Renny Harlin has been set to direct an untitled drama based on actual events that took place during the five-day Russia-Georgia conflict.
The short war began Aug. 8, 2008, when Georgian forces attacked the border territory in South Ossetia. Russia recognized the territory’s independence and subsequently routed Georgian forces; tensions have remained high ever since.
Harlin will shoot the film in areas near the conflict. Pre-production is already under way, as is casting, for a mid-September shoot. The film will be made on a budget far less than Harlin is accustomed to, with financing put together by Rex Films’ George Lascu and Michael P. Flannigan, who will produce with Harlin and David Imedashvili.
Harlin said the plot specifics are being kept under wraps for security reasons, but the drama involves an American journalist and his cameraman who get caught in the crossfire in Georgia and then have to deal with their obligation to be impartial journalists.
The subject matter is a decided departure for the Finnish-born director, who is best known for helming popcorn thrillers like “Die Hard 2,” “Cliffhanger” and “Deep Blue Sea.” Turns out Harlin’s a closet aficionado of arthouse films, and he said he has waited his whole career to sink his teeth into a serious film.”I’ve waited a long time to find something with substance and reality,” Harlin said. “I thought I had that in ‘Mannerheim,’ this historical epic on the Finnish war general who led Finland against Russia in 1939, but the financing fell apart. When I got this script two weeks ago, it was exactly what I had been looking for, a great human story, with tragic, serious overtones. I saw it as my opportunity to use my experience in action films to tell the story of a complex conflict that is impartial but makes a strong antiwar statement.”
When he began his Hollywood career producing the critical favorite “Rambling Rose” in 1991, he planned to direct films with similar sensibilities.

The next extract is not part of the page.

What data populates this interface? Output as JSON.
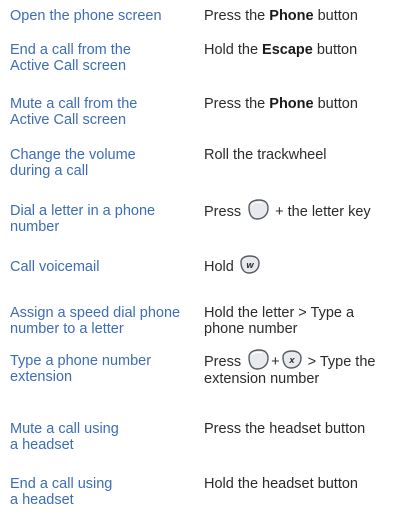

Commercial success took him in a different path.
“I want to make a film that says something about the human condition, and even if only a few people see this and feel its impact and its antiwar message, then I will have done something that’s important and I will be proud of it,” he said.
Mirza Davitaia and Dyndy Kuipers are executive producers.